Instant messaging tools like AIM or ICQ allow users to text each other in real time, and to exchange quick messages. Can you imagine something more disruptive than a text message that appears on your screen while you are trying to concentrate? Well, a recent paper by Garrett & Danziger (http://jcmc.indiana.edu/vol13/issue1/garrett.html) will make you think again. The paper, published in one of the top peer-reviewed academic journals dealing with online communication, the Journal of Computer Mediated Communication, finds that IM users actually report that they experience fewer interruptions than non-IM users. Moreover, it looks like IM users are actually more effective online communicators.

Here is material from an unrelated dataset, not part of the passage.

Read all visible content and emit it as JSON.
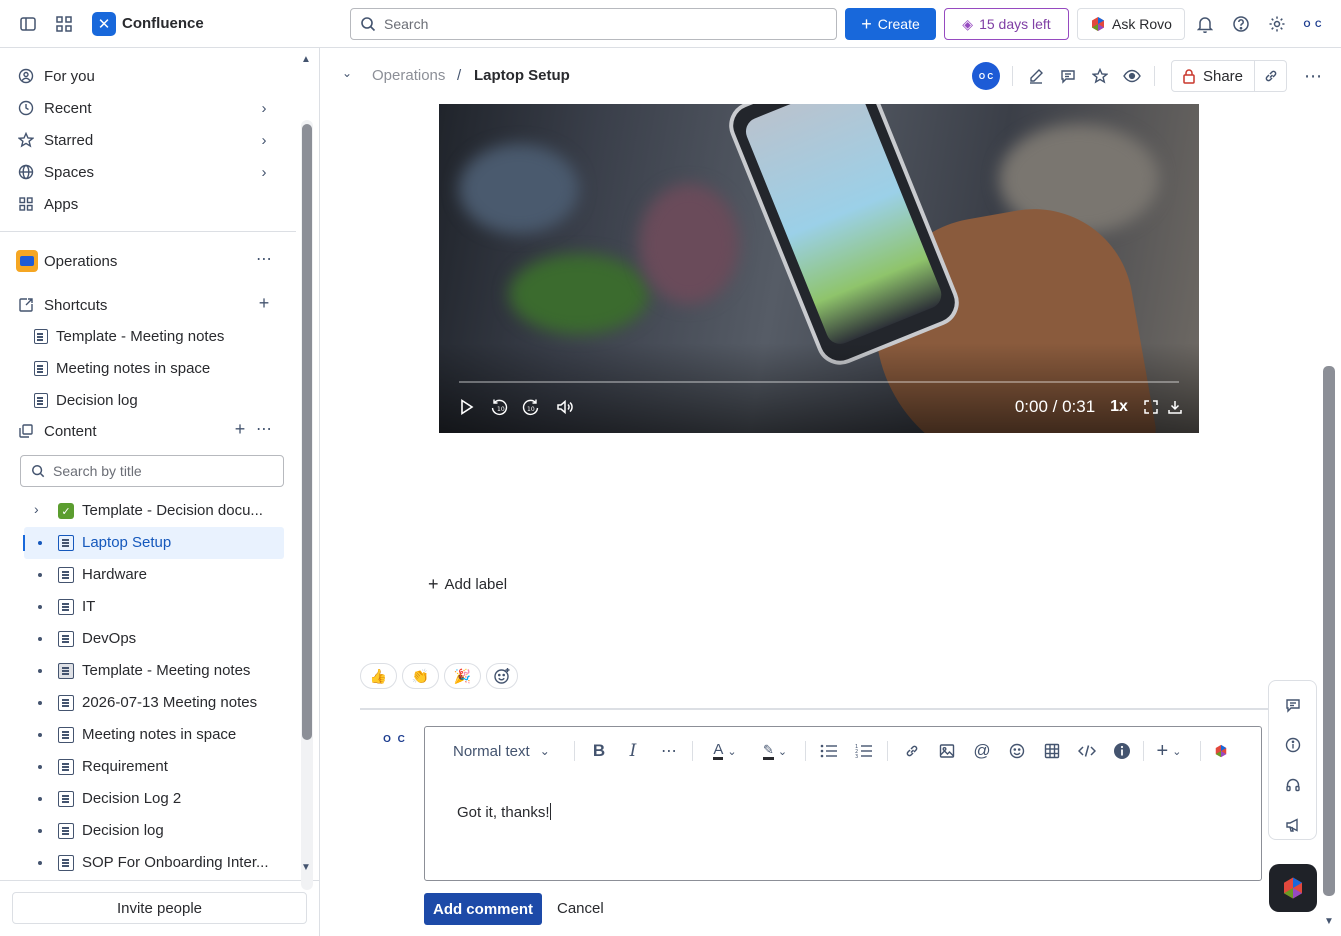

The findings are based on a national telephone survey that covered over 900 US based employees. Some might criticize the methodology used, that of asking employees about their level of interruptions, versus measuring that level directly. Others might find other flaws in the study. I, on the other hand, am not surprised, and think that these findings are important and interesting. I always felt that Information Overload is not a result of using this or that technology, but rather that it is a result of how we manage our information use.

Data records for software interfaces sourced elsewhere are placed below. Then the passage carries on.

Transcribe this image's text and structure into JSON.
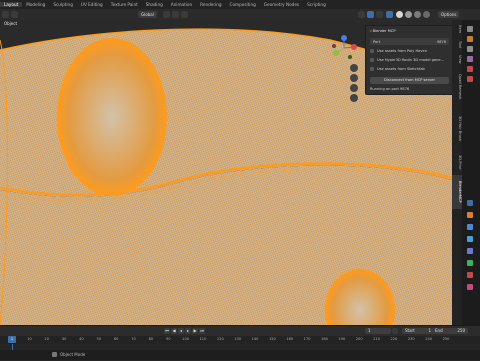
{
  "workspace_tabs": [
    "Layout",
    "Modeling",
    "Sculpting",
    "UV Editing",
    "Texture Paint",
    "Shading",
    "Animation",
    "Rendering",
    "Compositing",
    "Geometry Nodes",
    "Scripting"
  ],
  "active_tab_index": 0,
  "header": {
    "orientation": "Global",
    "options_label": "Options",
    "object_label": "Object"
  },
  "viewport": {
    "mesh_color": "#f19a2a",
    "background_color": "#cfc7bb"
  },
  "mcp_panel": {
    "title": "Blender MCP",
    "port_label": "Port",
    "port_value": "9876",
    "checkboxes": [
      "Use assets from Poly Haven",
      "Use Hyper3D Rodin 3D model gene...",
      "Use assets from Sketchfab"
    ],
    "disconnect_label": "Disconnect from MCP server",
    "status_text": "Running on port 9876"
  },
  "sidebar_tabs": [
    "Item",
    "Tool",
    "View",
    "Quad Remesh",
    "3D Hair Brush",
    "3D-Print",
    "BlenderMCP"
  ],
  "active_sidebar_tab": "BlenderMCP",
  "timeline": {
    "current_frame": "1",
    "start_label": "Start",
    "start_value": "1",
    "end_label": "End",
    "end_value": "250",
    "playhead_value": "1",
    "ticks": [
      "0",
      "10",
      "20",
      "30",
      "40",
      "50",
      "60",
      "70",
      "80",
      "90",
      "100",
      "110",
      "120",
      "130",
      "140",
      "150",
      "160",
      "170",
      "180",
      "190",
      "200",
      "210",
      "220",
      "230",
      "240",
      "250"
    ]
  },
  "status_bar": {
    "text": "Object Mode"
  }
}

I am not surprised to see that employees who are using IM do not necessarily increase their communicative overload. If a tool like IM is used strategically, it can actually be used to resolve small issues in a very time efficient manner; It is also considered much more polite to send a one-line IM, in comparison to sending a one-liner email that might seem abrupt and possibly impolite; IM usually comes from a “white list” of names, so spam is much less of an issue; Various IM tools offer the ability to perform additional tasks such as send files, switch to VoIP, manage your online availability, etc.

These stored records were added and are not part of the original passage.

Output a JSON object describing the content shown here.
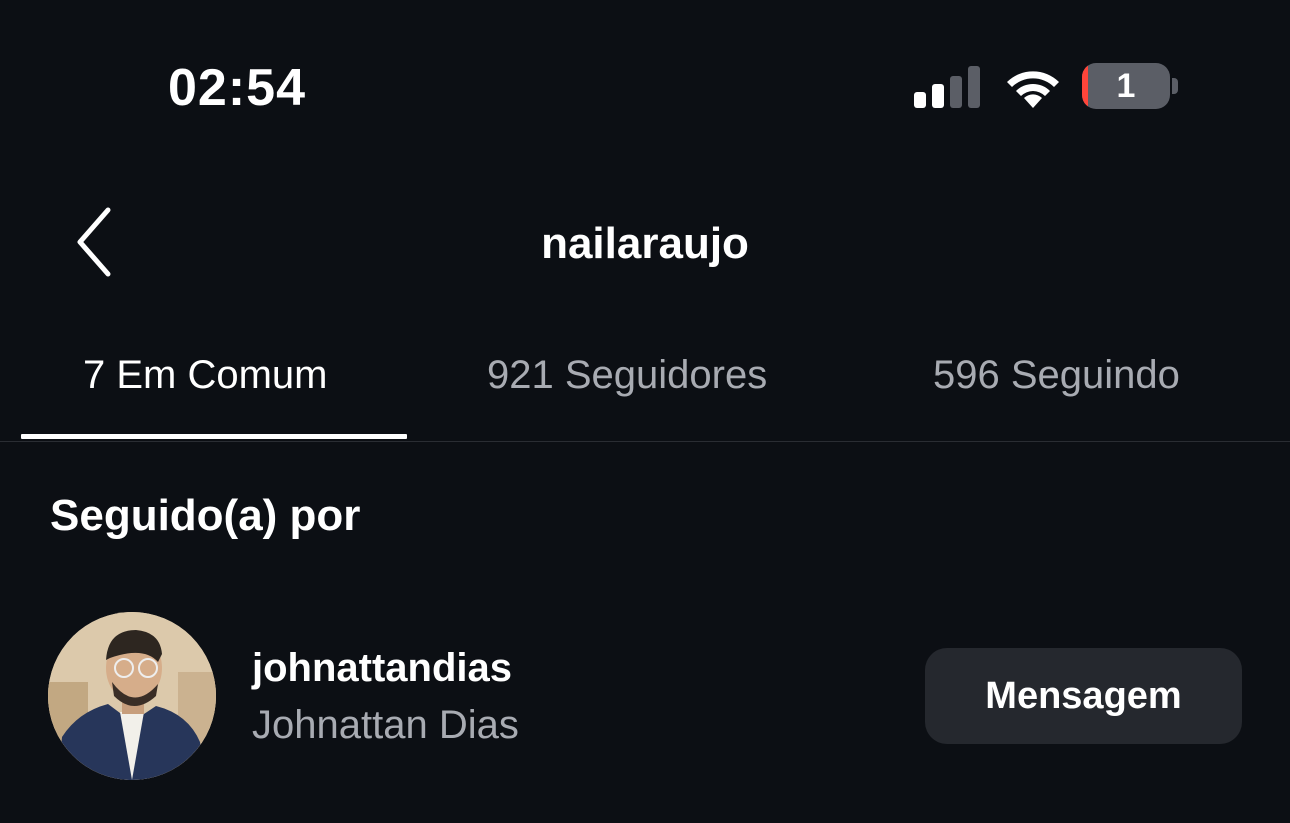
{
  "status_bar": {
    "time": "02:54",
    "battery_text": "1",
    "battery_level": 0.01,
    "signal_bars_active": 2,
    "signal_bars_total": 4,
    "wifi": "wifi-icon",
    "colors": {
      "battery_low": "#ff453a",
      "battery_body": "#5b5e66"
    }
  },
  "header": {
    "title": "nailaraujo",
    "back_icon": "chevron-left-icon"
  },
  "tabs": [
    {
      "label": "7 Em Comum",
      "active": true
    },
    {
      "label": "921 Seguidores",
      "active": false
    },
    {
      "label": "596 Seguindo",
      "active": false
    }
  ],
  "section": {
    "title": "Seguido(a) por"
  },
  "users": [
    {
      "username": "johnattandias",
      "full_name": "Johnattan Dias",
      "action_label": "Mensagem"
    }
  ],
  "colors": {
    "background": "#0c0f14",
    "text_primary": "#ffffff",
    "text_secondary": "#a8abb2",
    "button_bg": "#25282e",
    "divider": "#2a2d33"
  }
}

Is IM the solution to Information Overload? Of course not. The main message I take from this study is that no technology is deterministically good or bad in regards to Information Overload. It is about how you use the technology, and how it fits in with your organization’s culture. And, yes, sometimes the same technology that overloads one user and drives him or her mad might be another user’s tool to reduce overload. The former will probably become a non-user, and the latter will adopt the technology enthusiastically. And what will happen when these two want to communicate with each other? That is already a topic for another blog posting.